My eyes opened slowly. I tried to look around, but it hurt to lift my head. Feeling someone squeeze my hand, I looked over to see him. He was looking at me sadly, although he wasn't crying anymore. I realized I was in his car again. My seat was tilted all the way back. I never realized how comfortable the leather was until then, although it did little to ease the weariness and drug induced weakness in my body. I looked away and tried go back to sleep. Before I could, the car came to a stop, and he got out.
A moment later, my door opened. He lifted me out, I never realized how strong he was before. Wrapping my arm around his shoulder out of instinct, he set my feet down and helped me walk. It took me a while to realize where we were going, but once I did, I tried to fight him. I took my arm back, I tried to push away from him. I screamed, I kicked, I cried, I acted like a toddler. The entire time, he didn't say a word, he just kept after me like Christ's gaze. I don't know how long I fought back, but eventually I relented, allowing him to drag me. I was still crying when he set me down on the grass.
"Kyle, I want you to look at it."
I turned my face away. I wanted to get away. I hated him! I hated him for not letting me die!

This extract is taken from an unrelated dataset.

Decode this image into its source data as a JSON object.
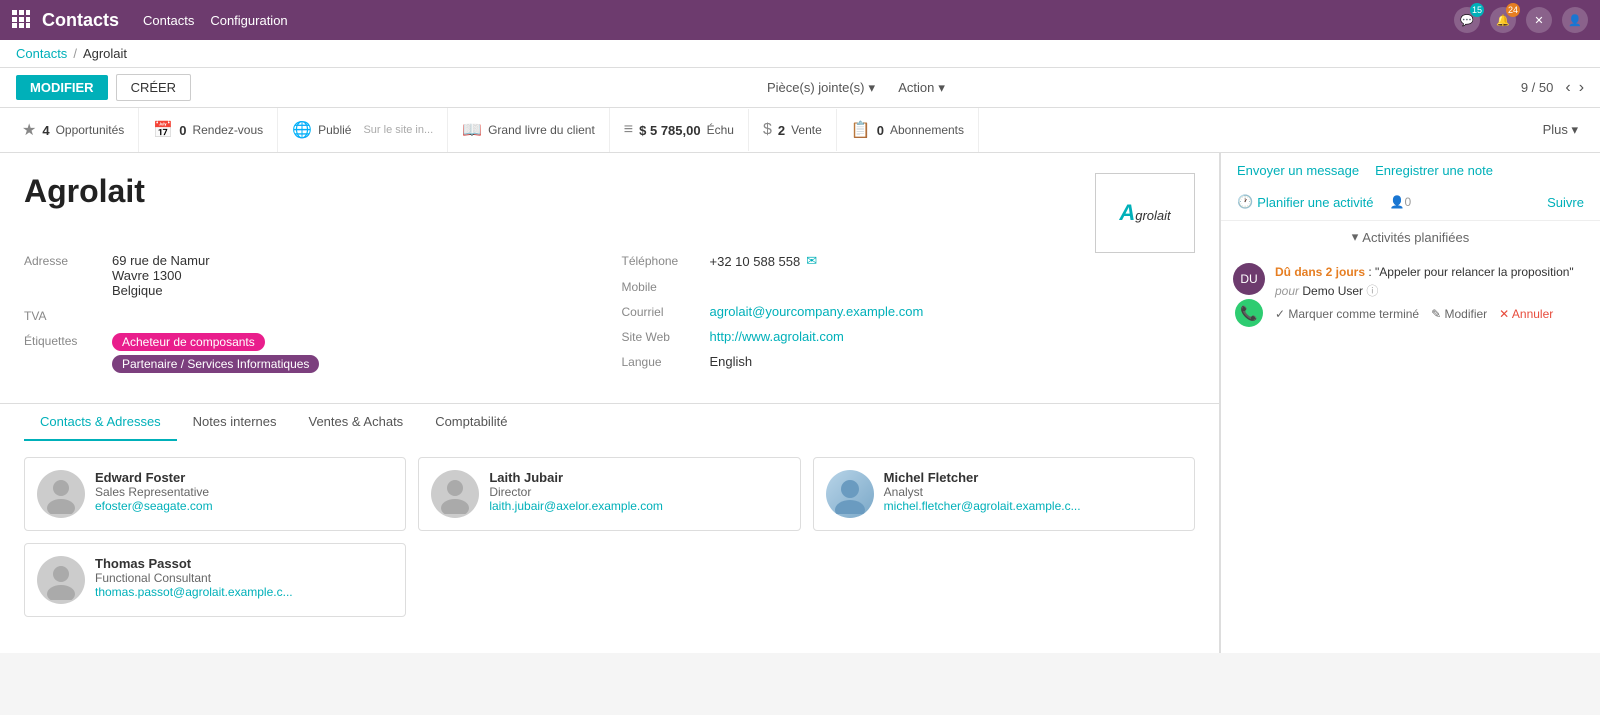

"Kyle, look at your brother! I want you to tell him what you tried to do tonight!"
I sobbed, curling into a fetal position. I was cold and the dew from the grass was dampening my clothes. A moment later I felt his strong hands force me to look. I tried to close my eyes. I tried to fight him again. It didn't work. I saw it.
The gravestone, brand new; the dates, only eight years apart; the name, my brother's. I sobbed again, collapsing into his arms.
"Kyle, it wasn't your fault. You didn't want it to happen, and you can't keep blaming yourself. Killing yourself won't bring him back any more than me spending every night in the bottom of a bottle."
He hugged me closer, and I sobbed louder.
"I don't want to loose another son, neither does your mother. When the policeman showed up at our door that night, a part of me died. I wanted to cry, hell, I wanted to curl into a ball and die. But life isn't like that. I tried to be strong, I held your mother in my arms as we prayed for you in the hospital, and I held you both through the funeral. You have no idea how hard it was, and how hard I had to fight not to cry . . . but, when I saw you laying there, with that bottle next to you."
I felt a cold, wet drop hit the back of my neck. I turned and saw the moon glint off his tears.
"Please, I don't care what the hell you do with your life, I don't. Just, please, never do that again. I, I couldn't live with myself. Promise me that, whatever you do, you won't ever do that again. I'll give up drinking if you do, just promise me that. For me, for your mother, and for your brother. We all want you to live, Kyle."
I closed my eyes and embraced him tightly, and he hugged me tighter.
"I'm, I'm sorry . . ." I croaked softly. He didn't respond, just tightened his grip.
I don't know how long we lay there like that. We were crying on each other's shoulders, waiting silently for the sun to come up.